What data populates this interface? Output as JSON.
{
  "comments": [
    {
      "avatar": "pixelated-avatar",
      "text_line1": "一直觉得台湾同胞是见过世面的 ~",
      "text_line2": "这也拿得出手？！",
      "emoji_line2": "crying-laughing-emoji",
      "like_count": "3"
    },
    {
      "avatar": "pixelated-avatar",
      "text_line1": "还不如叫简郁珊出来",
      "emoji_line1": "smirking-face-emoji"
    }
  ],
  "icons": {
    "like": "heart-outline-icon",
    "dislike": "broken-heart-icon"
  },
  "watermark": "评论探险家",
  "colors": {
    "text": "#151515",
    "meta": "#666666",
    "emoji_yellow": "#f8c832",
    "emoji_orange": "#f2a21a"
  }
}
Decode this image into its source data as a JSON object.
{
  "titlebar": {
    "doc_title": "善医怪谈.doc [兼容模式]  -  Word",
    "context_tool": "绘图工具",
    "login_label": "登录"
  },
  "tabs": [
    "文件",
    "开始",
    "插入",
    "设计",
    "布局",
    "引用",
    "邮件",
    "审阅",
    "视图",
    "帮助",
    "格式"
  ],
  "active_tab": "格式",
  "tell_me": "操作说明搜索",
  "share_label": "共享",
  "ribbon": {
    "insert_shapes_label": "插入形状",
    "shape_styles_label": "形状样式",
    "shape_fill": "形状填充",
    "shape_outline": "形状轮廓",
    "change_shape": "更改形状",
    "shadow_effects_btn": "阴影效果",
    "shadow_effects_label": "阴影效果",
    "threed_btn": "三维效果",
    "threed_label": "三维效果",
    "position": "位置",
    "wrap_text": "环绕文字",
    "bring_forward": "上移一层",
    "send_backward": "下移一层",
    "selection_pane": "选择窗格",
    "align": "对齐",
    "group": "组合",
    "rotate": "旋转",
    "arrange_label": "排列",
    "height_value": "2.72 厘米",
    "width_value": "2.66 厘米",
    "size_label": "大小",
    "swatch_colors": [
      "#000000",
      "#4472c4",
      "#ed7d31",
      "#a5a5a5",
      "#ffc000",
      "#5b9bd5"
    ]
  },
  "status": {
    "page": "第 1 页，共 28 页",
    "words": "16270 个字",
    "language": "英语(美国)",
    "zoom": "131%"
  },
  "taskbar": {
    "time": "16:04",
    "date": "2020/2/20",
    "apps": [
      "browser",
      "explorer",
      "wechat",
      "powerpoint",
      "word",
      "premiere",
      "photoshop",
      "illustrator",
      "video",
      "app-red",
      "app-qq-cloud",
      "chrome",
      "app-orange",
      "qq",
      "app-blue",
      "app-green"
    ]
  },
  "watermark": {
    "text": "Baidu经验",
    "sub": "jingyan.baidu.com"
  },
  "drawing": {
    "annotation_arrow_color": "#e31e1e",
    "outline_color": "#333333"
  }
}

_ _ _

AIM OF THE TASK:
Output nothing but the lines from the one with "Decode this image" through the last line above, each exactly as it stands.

RESULT OF THIS TASK:
Decode this image into its source data as a JSON object.
{
  "titlebar": {
    "doc_title": "善医怪谈.doc [兼容模式]  -  Word",
    "context_tool": "绘图工具",
    "login_label": "登录"
  },
  "tabs": [
    "文件",
    "开始",
    "插入",
    "设计",
    "布局",
    "引用",
    "邮件",
    "审阅",
    "视图",
    "帮助",
    "格式"
  ],
  "active_tab": "格式",
  "tell_me": "操作说明搜索",
  "share_label": "共享",
  "ribbon": {
    "insert_shapes_label": "插入形状",
    "shape_styles_label": "形状样式",
    "shape_fill": "形状填充",
    "shape_outline": "形状轮廓",
    "change_shape": "更改形状",
    "shadow_effects_btn": "阴影效果",
    "shadow_effects_label": "阴影效果",
    "threed_btn": "三维效果",
    "threed_label": "三维效果",
    "position": "位置",
    "wrap_text": "环绕文字",
    "bring_forward": "上移一层",
    "send_backward": "下移一层",
    "selection_pane": "选择窗格",
    "align": "对齐",
    "group": "组合",
    "rotate": "旋转",
    "arrange_label": "排列",
    "height_value": "2.72 厘米",
    "width_value": "2.66 厘米",
    "size_label": "大小",
    "swatch_colors": [
      "#000000",
      "#4472c4",
      "#ed7d31",
      "#a5a5a5",
      "#ffc000",
      "#5b9bd5"
    ]
  },
  "status": {
    "page": "第 1 页，共 28 页",
    "words": "16270 个字",
    "language": "英语(美国)",
    "zoom": "131%"
  },
  "taskbar": {
    "time": "16:04",
    "date": "2020/2/20",
    "apps": [
      "browser",
      "explorer",
      "wechat",
      "powerpoint",
      "word",
      "premiere",
      "photoshop",
      "illustrator",
      "video",
      "app-red",
      "app-qq-cloud",
      "chrome",
      "app-orange",
      "qq",
      "app-blue",
      "app-green"
    ]
  },
  "watermark": {
    "text": "Baidu经验",
    "sub": "jingyan.baidu.com"
  },
  "drawing": {
    "annotation_arrow_color": "#e31e1e",
    "outline_color": "#333333"
  }
}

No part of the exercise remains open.